  4. Text: Douglas W. Stott, b. 1925. (c) 1985 IRI
    Music: A. Laurence Lyon,1934-2006. (c) 1985 IRI

Wednesday, November 16, 2016

LDS Hymn #27

In my opinion, this is one of the most fun songs to sing with its melody, constantly moving parts. I sometimes would get bored by the "chord-chord-chord" nature of most typical hymns. This is may be composed of chords, but it also has so much movement. And I love it! Of course, that credit cannot be given to the early Saints since it is based on a Scottish folk song (yay heritage!) and is one I often hear bagpipe bands play. Then again, the majority of bagpipe bands I listen to are here in Utah. I wonder if ones outside of Utah play this tune as much. Hmmmm... Well, whatever the case, I love this tune.

I also love the words. This hymn shows how we praise and honor Joseph Smith, but we do not worship him. We acknowledge what amazing things he did as an instrument in God's hands to restore the fulness of the Gospel, the priesthood keys, and enable salvation for the living and the dead. To have endured so much suffering and do so overall with an optimistic, upbeat attitude about life. His cheerful disposition. His love for people and life. His tireless work ethic. As a man, he was pretty amazing. And then to be the main instrument to help us--the world!--again fully access the Lord's Atonement and promised blessings of exaltation, my joy is great that Joseph the Prophet sacrificed so much for me and all of mankind. So I find the greatest joy in singing his praises with this song--in the most fun, upbeat way possible!

I am excited for this coming Sunday because this year the Primary (the children's organization) learned two of the verses to sing in their program. I actually was substituting as the Primary chorister during the month they were to learn it. Teaching it to them was interesting and hilarious. I always like to teach actions in songs to little kids, which the majority of our Primary is quite young. And we came up with the actions on the spot. Absolutely hilarious. I think the adult leaders' favorite was the action for "mingling with gods." I aim to please. :-)

Favorite line: "Sacrifice brings forth the blessings of heaven." I remember a talk given on that and it really resonated with me.

From the history book
Another hymn by the talented William W. Phelps, a close friend of the Prophet Joseph--who had his own forgiveness story with him which has always touched me. Phelps wrote this to express grief and admiration for his lost prophet and friend. This song is described as having a "joyful sadness." Agreed. For it has always been a huge sorrow to me for how Joseph Smith died, yet it set him free from the mobs and hypocrites.

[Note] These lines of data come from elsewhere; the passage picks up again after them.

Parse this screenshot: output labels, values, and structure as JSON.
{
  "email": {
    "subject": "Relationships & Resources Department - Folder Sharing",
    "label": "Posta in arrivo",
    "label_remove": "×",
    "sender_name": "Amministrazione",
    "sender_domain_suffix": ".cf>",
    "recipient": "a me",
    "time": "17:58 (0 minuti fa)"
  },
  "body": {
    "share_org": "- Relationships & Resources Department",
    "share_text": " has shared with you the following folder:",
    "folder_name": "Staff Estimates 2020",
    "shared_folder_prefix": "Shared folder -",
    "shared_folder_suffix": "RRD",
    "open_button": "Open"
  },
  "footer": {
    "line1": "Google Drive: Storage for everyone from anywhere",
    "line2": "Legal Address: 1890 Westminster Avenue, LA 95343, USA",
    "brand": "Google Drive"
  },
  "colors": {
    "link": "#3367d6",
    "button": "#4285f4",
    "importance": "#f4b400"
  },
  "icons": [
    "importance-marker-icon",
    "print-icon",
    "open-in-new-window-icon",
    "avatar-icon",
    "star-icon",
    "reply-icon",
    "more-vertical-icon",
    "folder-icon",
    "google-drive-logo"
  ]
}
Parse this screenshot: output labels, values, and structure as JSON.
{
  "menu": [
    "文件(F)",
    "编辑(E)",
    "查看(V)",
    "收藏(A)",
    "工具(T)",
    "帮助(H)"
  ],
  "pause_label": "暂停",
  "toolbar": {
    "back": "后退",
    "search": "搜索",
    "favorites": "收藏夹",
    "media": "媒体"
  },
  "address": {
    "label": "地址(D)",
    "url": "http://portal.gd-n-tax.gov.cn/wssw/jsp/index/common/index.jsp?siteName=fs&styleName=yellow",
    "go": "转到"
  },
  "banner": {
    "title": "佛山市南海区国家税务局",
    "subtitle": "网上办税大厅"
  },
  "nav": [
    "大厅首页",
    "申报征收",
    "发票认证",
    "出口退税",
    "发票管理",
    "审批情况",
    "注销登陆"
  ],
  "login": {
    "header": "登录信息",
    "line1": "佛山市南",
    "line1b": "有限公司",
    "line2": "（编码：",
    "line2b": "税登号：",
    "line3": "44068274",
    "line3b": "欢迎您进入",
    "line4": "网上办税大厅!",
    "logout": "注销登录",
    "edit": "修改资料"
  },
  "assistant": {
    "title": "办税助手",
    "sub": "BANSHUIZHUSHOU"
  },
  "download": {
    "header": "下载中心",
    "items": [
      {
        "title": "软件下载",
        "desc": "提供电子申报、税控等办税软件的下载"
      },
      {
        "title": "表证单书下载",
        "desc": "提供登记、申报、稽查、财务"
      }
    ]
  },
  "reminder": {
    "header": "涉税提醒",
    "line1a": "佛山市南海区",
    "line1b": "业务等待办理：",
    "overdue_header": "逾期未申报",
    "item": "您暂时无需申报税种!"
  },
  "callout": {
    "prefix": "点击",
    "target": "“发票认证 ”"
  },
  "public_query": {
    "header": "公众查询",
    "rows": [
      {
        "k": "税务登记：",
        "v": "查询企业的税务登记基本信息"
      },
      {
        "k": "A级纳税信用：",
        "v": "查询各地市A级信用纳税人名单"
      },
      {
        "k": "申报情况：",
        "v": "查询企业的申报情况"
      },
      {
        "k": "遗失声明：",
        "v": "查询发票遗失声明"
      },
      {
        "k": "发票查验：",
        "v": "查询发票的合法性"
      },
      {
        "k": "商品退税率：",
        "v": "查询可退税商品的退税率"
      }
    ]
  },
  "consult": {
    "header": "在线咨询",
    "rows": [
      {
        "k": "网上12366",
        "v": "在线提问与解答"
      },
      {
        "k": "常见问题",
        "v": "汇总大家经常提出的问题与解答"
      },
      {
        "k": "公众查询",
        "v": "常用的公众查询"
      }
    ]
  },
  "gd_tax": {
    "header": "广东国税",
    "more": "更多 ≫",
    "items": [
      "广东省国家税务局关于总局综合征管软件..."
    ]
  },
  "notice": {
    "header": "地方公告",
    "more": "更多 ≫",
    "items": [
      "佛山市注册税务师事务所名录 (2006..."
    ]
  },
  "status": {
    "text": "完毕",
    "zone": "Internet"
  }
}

The second verse originally was more specific to where he was martyred, but in 1927 they changed the wording to fir the "good neighbor" policy of the Church. The original text was first printed in 1844. Though it was Brother Phelps hymn, the first verse seems to be based on Sir Walter Scott's Lady of the Lake. They think it was likely that in the early days of the hymn, it was sung to the "Hail to the Chief" tune, and moved to the current "Scotland the Brave" tune after they moved to Utah. And thank goodness for that!!!


  1. 1. Praise to the man who communed with Jehovah!
    Jesus anointed that Prophet and Seer.
    Blessed to open the last dispensation,
    Kings shall extol him, and nations revere.
  2. (Chorus]
    Hail to the Prophet, ascended to heaven!
    Traitors and tyrants now fight him in vain.
    Mingling with Gods, he can plan for his brethren;
    Death cannot conquer the hero again.
  3. 2. Praise to his mem'ry, he died as a martyr;
    Honored and blest be his ever great name!
    Long shall his blood, which was shed by assassins,
    Plead unto heav'n while the earth lauds his fame.
  4. 3. Great is his glory and endless his priesthood.
    Ever and ever the keys he will hold.
    Faithful and true, he will enter his kingdom,
    Crowned in the midst of the prophets of old.
  5. 4. Sacrifice brings forth the blessings of heaven;
    Earth must atone for the blood of that man.
    Wake up the world for the conflict of justice.
    Millions shall know "Brother Joseph" again.
  6. Text: William W. Phelps, 1792-1872
    Music: Scottish folk song